The highest calling of every believer, regardless of gender, is to make Christ known and bring Him glory.
That was the message Jamie Ivey, author, speaker and host of the Happy Hour Podcast and The Jamie Ivey Talk Show emphasized at the Women & Work forum held June 15 in Nashville. The forum was one of several women’s events held in conjunction with the 2021 Southern Baptist Convention Annual Meeting.
Ivey encouraged her mostly female audience to look for their “sweet spot” in ministry. To those unsure of what that might be, she had this advice: “Go serve and figure it out. … If you get some place and it’s not working, try something else.”
Ivey said she didn’t find her own sweet spot in ministry until she was in her mid-30s. She said other women’s sweet spots might depend on their life season too — balancing work and life is different with the ages and stages of your children, for example.
Where God has you
“You’ve been given a voice to make a difference where you are, where He’s planted you with the people who are around you,” Ivey said.
Courtney Moore, founder and president of Women & Work, and Missie Branch, assistant dean of students to women and the director of graduate life at Southeastern Baptist Theological Seminary in Wake Forest, North Carolina, led the discussion.
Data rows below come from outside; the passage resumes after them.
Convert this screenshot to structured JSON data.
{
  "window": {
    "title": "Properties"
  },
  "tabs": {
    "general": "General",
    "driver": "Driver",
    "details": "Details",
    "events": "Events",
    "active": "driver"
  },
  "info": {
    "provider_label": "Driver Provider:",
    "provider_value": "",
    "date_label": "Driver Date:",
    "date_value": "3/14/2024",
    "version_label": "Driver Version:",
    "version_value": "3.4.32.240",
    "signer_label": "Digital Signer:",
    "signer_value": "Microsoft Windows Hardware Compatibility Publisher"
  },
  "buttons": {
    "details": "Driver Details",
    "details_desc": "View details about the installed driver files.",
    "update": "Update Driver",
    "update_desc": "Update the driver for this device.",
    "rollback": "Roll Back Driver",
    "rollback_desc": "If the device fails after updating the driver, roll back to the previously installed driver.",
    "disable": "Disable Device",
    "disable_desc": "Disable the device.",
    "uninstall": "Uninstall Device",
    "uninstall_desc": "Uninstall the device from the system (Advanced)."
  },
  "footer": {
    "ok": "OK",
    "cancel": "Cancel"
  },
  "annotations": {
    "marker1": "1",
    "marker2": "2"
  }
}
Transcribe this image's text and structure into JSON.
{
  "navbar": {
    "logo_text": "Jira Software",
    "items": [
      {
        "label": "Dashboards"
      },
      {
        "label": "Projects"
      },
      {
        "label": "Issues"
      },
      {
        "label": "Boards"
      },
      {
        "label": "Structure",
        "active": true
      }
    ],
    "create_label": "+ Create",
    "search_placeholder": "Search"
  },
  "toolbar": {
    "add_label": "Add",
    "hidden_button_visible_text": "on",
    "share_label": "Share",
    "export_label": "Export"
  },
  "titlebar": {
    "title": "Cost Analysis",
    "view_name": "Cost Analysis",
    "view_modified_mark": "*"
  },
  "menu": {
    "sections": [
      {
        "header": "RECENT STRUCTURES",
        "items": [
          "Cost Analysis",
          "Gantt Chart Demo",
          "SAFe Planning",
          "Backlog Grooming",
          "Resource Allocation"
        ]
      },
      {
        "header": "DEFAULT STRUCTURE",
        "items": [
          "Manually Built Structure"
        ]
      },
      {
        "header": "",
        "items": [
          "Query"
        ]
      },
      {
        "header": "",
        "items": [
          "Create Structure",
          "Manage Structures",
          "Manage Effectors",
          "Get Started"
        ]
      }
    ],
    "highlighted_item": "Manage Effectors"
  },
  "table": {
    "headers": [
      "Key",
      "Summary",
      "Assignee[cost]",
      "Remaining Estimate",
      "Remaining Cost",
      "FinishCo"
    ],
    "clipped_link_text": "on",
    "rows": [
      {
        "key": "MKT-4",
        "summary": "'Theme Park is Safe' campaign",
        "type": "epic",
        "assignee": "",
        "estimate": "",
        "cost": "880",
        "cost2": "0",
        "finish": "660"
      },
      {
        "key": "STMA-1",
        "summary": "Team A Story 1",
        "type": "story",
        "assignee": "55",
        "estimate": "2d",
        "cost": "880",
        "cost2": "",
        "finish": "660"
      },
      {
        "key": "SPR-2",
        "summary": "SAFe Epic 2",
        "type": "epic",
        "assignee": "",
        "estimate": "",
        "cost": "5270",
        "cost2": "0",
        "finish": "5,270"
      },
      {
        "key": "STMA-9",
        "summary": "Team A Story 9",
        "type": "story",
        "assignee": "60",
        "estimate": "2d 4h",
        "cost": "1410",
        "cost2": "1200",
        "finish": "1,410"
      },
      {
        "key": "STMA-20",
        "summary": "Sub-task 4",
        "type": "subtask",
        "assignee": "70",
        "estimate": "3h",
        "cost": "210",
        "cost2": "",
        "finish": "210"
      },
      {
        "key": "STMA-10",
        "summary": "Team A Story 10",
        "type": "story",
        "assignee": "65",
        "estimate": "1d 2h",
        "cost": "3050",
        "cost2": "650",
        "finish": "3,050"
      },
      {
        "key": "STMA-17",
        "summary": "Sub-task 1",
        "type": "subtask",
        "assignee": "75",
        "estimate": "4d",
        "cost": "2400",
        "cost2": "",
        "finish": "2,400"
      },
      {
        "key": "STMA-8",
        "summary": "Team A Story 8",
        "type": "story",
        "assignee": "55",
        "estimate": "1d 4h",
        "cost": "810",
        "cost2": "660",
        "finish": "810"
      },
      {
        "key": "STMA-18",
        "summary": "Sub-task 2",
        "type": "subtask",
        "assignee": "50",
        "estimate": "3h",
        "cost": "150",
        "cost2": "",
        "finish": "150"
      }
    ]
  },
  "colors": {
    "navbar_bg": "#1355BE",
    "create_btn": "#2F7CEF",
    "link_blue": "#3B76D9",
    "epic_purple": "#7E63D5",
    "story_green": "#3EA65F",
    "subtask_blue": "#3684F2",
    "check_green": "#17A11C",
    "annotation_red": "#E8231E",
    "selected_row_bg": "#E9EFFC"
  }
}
Moore and Branch are co-hosts of the Women & Work podcast.
Branch also was part of a panel of women leaders who spoke June 14 at the SBC Women’s Leadership Network event, “Steadfast: Persevering Through Every Season of Leadership.”
Jacki King, a speaker and author from Arkansas, moderated the discussion.
Branch said when she started her job at Southeastern, she felt she had something to prove.
“I was just really trying to do it all myself,” she said.
“I’ve had to do a lot of growth in what it means to lead, and of course, Jesus is an incredible model, but there are also brilliant women who I have gotten to learn from and books to read.
“I think that has been the challenge of wanting to own the position I’ve been given and to really feel like I don’t have to shrink back.”
Branch said she believes “every woman is a leader,” but women must also give themselves permission to fail and use those experiences to learn.
Kathy Litton, director of planter spouse development at the North American Mission Board, echoed that thought, noting many women, including herself, battle a tendency toward perfectionism. “I was stuck with fear, wanting [each event] to be 100% perfect, and you can’t do that,” Litton said.
Recognize your weaknesses and address them, she advised.
‘Strong … leaders’
Author Susie Hawkins reminded the 200 or so women in attendance that “women have been involved in SBC life for many years.”
“They were messengers, they were active in convention work, active in missions, active in their local churches. We do stand on their shoulders,” Hawkins said, “There have been really strong women leaders that have gone before us and paved the way for us.”
The women encouraged pursuing education, either through a certificate program or theological education.
“Women, please see yourself as theologians,” Branch said. “See this season as preparation for the next one.”
Branch also moderated a panel discussion focused on sharing Great Commission stories held during Southeastern’s women’s breakfast on June 16.
During the Ministers’ Wives Luncheon held June 15, speaker and author Jen Wilkin emphasized community.
Wilkin, a staff member at The Village Church, Flower Mound, Texas, noted that the past year has been “exhausting,” with everyone feeling the effects. She commended those gathered for caring for their communities.
‘Look out for needs’
“If the Church is the family of God, … and I believe deeply that it is, … then in this room, sitting here, we have a room full of church mothers. Women who look out for the needs of the church,” Wilkin said.
Wilkin encouraged her listeners to guard their hearts against discouragement and pursue spiritual maturity.
“When you think about being a person who is spiritually mature, someone who understands exactly what to do with discouragement — what do you think of?” she asked.
“We don’t really have to wonder because the Bible gives us a good picture of what maturity looks like.”
Reading from James 1, Wilkin noted the “perfection” and “completeness” referenced in verse 4 could also be interpreted as maturity.
“Perfection, not in the sense that we cease sinning, but that we are growing to look like Christ.”
Trials like the ones Christians have faced through the past year and a half will produce steadfastness in the believer, she said.
“Patience will serve you for a moment or a day. Steadfastness will serve you for a decade and a lifetime.”